Task goal:
All of the records below are to be copied exactly.

Excerpts from a dataset:
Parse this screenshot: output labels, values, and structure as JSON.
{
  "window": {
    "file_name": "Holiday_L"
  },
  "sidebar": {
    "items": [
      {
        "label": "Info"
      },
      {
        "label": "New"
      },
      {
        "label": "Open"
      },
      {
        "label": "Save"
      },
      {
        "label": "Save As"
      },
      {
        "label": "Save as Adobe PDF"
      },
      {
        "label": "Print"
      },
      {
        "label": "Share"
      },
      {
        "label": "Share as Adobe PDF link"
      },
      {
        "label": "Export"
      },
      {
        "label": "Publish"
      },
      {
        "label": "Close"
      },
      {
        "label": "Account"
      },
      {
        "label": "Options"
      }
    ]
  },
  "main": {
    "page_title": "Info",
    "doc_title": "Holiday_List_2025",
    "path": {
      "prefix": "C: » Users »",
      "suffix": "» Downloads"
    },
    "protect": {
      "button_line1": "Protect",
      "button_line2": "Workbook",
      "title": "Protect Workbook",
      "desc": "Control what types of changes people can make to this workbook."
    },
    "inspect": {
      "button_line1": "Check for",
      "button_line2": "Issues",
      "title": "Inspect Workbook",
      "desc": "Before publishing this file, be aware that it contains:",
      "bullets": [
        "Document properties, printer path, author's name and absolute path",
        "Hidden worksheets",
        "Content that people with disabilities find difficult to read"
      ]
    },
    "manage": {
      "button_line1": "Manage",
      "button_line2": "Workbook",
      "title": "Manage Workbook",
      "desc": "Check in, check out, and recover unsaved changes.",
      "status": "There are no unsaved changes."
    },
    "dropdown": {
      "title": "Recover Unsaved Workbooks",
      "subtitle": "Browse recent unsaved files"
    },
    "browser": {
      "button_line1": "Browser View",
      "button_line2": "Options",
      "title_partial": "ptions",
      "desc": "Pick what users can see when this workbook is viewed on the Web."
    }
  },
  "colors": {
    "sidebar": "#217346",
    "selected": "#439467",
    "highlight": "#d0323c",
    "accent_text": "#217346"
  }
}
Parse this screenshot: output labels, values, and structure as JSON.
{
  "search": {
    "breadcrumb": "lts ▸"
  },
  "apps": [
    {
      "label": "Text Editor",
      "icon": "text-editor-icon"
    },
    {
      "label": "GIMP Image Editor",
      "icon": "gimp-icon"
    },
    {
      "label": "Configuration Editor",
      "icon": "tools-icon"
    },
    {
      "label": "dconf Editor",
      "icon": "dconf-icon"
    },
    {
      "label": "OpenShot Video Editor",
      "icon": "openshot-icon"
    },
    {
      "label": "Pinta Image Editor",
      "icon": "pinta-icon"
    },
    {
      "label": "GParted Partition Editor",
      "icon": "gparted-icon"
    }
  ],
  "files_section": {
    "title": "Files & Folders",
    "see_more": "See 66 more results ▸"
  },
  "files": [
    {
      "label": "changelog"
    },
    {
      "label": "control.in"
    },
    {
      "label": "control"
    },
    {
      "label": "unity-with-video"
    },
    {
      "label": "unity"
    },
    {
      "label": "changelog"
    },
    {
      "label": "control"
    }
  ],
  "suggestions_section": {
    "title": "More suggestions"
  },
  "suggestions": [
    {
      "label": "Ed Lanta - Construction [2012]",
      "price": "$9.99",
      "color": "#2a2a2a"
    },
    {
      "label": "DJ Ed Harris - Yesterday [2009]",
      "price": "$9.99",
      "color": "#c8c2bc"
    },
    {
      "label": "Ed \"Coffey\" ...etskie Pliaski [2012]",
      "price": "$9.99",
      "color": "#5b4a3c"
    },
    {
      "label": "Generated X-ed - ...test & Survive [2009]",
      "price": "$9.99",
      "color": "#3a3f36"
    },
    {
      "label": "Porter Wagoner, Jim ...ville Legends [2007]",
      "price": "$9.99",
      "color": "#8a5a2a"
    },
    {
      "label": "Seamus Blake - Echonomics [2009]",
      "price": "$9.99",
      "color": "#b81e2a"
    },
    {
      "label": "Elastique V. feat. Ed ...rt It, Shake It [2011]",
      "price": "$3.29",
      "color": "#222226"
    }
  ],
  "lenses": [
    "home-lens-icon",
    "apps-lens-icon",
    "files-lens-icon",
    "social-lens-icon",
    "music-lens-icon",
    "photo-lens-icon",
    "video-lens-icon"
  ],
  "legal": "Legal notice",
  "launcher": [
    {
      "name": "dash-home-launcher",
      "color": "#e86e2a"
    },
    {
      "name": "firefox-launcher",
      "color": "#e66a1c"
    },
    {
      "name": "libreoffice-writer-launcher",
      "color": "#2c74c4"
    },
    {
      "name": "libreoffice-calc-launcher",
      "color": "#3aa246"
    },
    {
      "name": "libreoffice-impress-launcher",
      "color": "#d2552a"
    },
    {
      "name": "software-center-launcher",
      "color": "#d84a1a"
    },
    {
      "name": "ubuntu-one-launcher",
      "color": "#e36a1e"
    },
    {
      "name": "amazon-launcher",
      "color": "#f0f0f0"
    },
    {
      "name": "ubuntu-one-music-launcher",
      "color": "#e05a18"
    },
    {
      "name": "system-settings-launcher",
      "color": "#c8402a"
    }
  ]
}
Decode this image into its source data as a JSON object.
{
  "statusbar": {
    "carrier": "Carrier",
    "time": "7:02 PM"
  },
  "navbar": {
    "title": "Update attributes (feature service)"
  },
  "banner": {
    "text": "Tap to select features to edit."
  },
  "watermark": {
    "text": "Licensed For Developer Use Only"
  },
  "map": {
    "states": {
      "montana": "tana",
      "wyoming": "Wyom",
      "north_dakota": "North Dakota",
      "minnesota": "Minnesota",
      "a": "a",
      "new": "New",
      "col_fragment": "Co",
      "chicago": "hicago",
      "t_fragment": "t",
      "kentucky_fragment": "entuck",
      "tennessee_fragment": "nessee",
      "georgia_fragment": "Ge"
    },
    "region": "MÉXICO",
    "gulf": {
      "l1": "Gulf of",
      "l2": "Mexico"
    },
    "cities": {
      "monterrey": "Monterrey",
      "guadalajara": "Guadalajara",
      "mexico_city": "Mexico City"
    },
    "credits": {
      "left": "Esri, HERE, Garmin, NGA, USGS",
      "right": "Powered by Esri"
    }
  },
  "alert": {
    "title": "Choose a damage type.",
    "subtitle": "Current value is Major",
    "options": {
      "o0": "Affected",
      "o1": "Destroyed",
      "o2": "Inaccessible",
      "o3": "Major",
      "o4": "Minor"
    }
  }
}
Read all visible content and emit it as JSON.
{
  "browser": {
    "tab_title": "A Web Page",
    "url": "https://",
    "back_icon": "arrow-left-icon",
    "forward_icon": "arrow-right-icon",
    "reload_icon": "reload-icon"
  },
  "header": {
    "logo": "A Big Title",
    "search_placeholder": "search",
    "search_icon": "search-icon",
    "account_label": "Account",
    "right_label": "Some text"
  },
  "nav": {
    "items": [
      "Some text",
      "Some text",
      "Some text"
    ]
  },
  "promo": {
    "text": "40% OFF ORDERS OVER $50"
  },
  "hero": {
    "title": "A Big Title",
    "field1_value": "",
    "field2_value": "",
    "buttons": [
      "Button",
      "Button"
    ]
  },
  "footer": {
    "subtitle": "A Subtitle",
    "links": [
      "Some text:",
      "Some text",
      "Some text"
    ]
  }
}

Output of the task:
Parse this screenshot: output labels, values, and structure as JSON.
{
  "window": {
    "file_name": "Holiday_L"
  },
  "sidebar": {
    "items": [
      {
        "label": "Info"
      },
      {
        "label": "New"
      },
      {
        "label": "Open"
      },
      {
        "label": "Save"
      },
      {
        "label": "Save As"
      },
      {
        "label": "Save as Adobe PDF"
      },
      {
        "label": "Print"
      },
      {
        "label": "Share"
      },
      {
        "label": "Share as Adobe PDF link"
      },
      {
        "label": "Export"
      },
      {
        "label": "Publish"
      },
      {
        "label": "Close"
      },
      {
        "label": "Account"
      },
      {
        "label": "Options"
      }
    ]
  },
  "main": {
    "page_title": "Info",
    "doc_title": "Holiday_List_2025",
    "path": {
      "prefix": "C: » Users »",
      "suffix": "» Downloads"
    },
    "protect": {
      "button_line1": "Protect",
      "button_line2": "Workbook",
      "title": "Protect Workbook",
      "desc": "Control what types of changes people can make to this workbook."
    },
    "inspect": {
      "button_line1": "Check for",
      "button_line2": "Issues",
      "title": "Inspect Workbook",
      "desc": "Before publishing this file, be aware that it contains:",
      "bullets": [
        "Document properties, printer path, author's name and absolute path",
        "Hidden worksheets",
        "Content that people with disabilities find difficult to read"
      ]
    },
    "manage": {
      "button_line1": "Manage",
      "button_line2": "Workbook",
      "title": "Manage Workbook",
      "desc": "Check in, check out, and recover unsaved changes.",
      "status": "There are no unsaved changes."
    },
    "dropdown": {
      "title": "Recover Unsaved Workbooks",
      "subtitle": "Browse recent unsaved files"
    },
    "browser": {
      "button_line1": "Browser View",
      "button_line2": "Options",
      "title_partial": "ptions",
      "desc": "Pick what users can see when this workbook is viewed on the Web."
    }
  },
  "colors": {
    "sidebar": "#217346",
    "selected": "#439467",
    "highlight": "#d0323c",
    "accent_text": "#217346"
  }
}
Parse this screenshot: output labels, values, and structure as JSON.
{
  "search": {
    "breadcrumb": "lts ▸"
  },
  "apps": [
    {
      "label": "Text Editor",
      "icon": "text-editor-icon"
    },
    {
      "label": "GIMP Image Editor",
      "icon": "gimp-icon"
    },
    {
      "label": "Configuration Editor",
      "icon": "tools-icon"
    },
    {
      "label": "dconf Editor",
      "icon": "dconf-icon"
    },
    {
      "label": "OpenShot Video Editor",
      "icon": "openshot-icon"
    },
    {
      "label": "Pinta Image Editor",
      "icon": "pinta-icon"
    },
    {
      "label": "GParted Partition Editor",
      "icon": "gparted-icon"
    }
  ],
  "files_section": {
    "title": "Files & Folders",
    "see_more": "See 66 more results ▸"
  },
  "files": [
    {
      "label": "changelog"
    },
    {
      "label": "control.in"
    },
    {
      "label": "control"
    },
    {
      "label": "unity-with-video"
    },
    {
      "label": "unity"
    },
    {
      "label": "changelog"
    },
    {
      "label": "control"
    }
  ],
  "suggestions_section": {
    "title": "More suggestions"
  },
  "suggestions": [
    {
      "label": "Ed Lanta - Construction [2012]",
      "price": "$9.99",
      "color": "#2a2a2a"
    },
    {
      "label": "DJ Ed Harris - Yesterday [2009]",
      "price": "$9.99",
      "color": "#c8c2bc"
    },
    {
      "label": "Ed \"Coffey\" ...etskie Pliaski [2012]",
      "price": "$9.99",
      "color": "#5b4a3c"
    },
    {
      "label": "Generated X-ed - ...test & Survive [2009]",
      "price": "$9.99",
      "color": "#3a3f36"
    },
    {
      "label": "Porter Wagoner, Jim ...ville Legends [2007]",
      "price": "$9.99",
      "color": "#8a5a2a"
    },
    {
      "label": "Seamus Blake - Echonomics [2009]",
      "price": "$9.99",
      "color": "#b81e2a"
    },
    {
      "label": "Elastique V. feat. Ed ...rt It, Shake It [2011]",
      "price": "$3.29",
      "color": "#222226"
    }
  ],
  "lenses": [
    "home-lens-icon",
    "apps-lens-icon",
    "files-lens-icon",
    "social-lens-icon",
    "music-lens-icon",
    "photo-lens-icon",
    "video-lens-icon"
  ],
  "legal": "Legal notice",
  "launcher": [
    {
      "name": "dash-home-launcher",
      "color": "#e86e2a"
    },
    {
      "name": "firefox-launcher",
      "color": "#e66a1c"
    },
    {
      "name": "libreoffice-writer-launcher",
      "color": "#2c74c4"
    },
    {
      "name": "libreoffice-calc-launcher",
      "color": "#3aa246"
    },
    {
      "name": "libreoffice-impress-launcher",
      "color": "#d2552a"
    },
    {
      "name": "software-center-launcher",
      "color": "#d84a1a"
    },
    {
      "name": "ubuntu-one-launcher",
      "color": "#e36a1e"
    },
    {
      "name": "amazon-launcher",
      "color": "#f0f0f0"
    },
    {
      "name": "ubuntu-one-music-launcher",
      "color": "#e05a18"
    },
    {
      "name": "system-settings-launcher",
      "color": "#c8402a"
    }
  ]
}
Decode this image into its source data as a JSON object.
{
  "statusbar": {
    "carrier": "Carrier",
    "time": "7:02 PM"
  },
  "navbar": {
    "title": "Update attributes (feature service)"
  },
  "banner": {
    "text": "Tap to select features to edit."
  },
  "watermark": {
    "text": "Licensed For Developer Use Only"
  },
  "map": {
    "states": {
      "montana": "tana",
      "wyoming": "Wyom",
      "north_dakota": "North Dakota",
      "minnesota": "Minnesota",
      "a": "a",
      "new": "New",
      "col_fragment": "Co",
      "chicago": "hicago",
      "t_fragment": "t",
      "kentucky_fragment": "entuck",
      "tennessee_fragment": "nessee",
      "georgia_fragment": "Ge"
    },
    "region": "MÉXICO",
    "gulf": {
      "l1": "Gulf of",
      "l2": "Mexico"
    },
    "cities": {
      "monterrey": "Monterrey",
      "guadalajara": "Guadalajara",
      "mexico_city": "Mexico City"
    },
    "credits": {
      "left": "Esri, HERE, Garmin, NGA, USGS",
      "right": "Powered by Esri"
    }
  },
  "alert": {
    "title": "Choose a damage type.",
    "subtitle": "Current value is Major",
    "options": {
      "o0": "Affected",
      "o1": "Destroyed",
      "o2": "Inaccessible",
      "o3": "Major",
      "o4": "Minor"
    }
  }
}
Read all visible content and emit it as JSON.
{
  "browser": {
    "tab_title": "A Web Page",
    "url": "https://",
    "back_icon": "arrow-left-icon",
    "forward_icon": "arrow-right-icon",
    "reload_icon": "reload-icon"
  },
  "header": {
    "logo": "A Big Title",
    "search_placeholder": "search",
    "search_icon": "search-icon",
    "account_label": "Account",
    "right_label": "Some text"
  },
  "nav": {
    "items": [
      "Some text",
      "Some text",
      "Some text"
    ]
  },
  "promo": {
    "text": "40% OFF ORDERS OVER $50"
  },
  "hero": {
    "title": "A Big Title",
    "field1_value": "",
    "field2_value": "",
    "buttons": [
      "Button",
      "Button"
    ]
  },
  "footer": {
    "subtitle": "A Subtitle",
    "links": [
      "Some text:",
      "Some text",
      "Some text"
    ]
  }
}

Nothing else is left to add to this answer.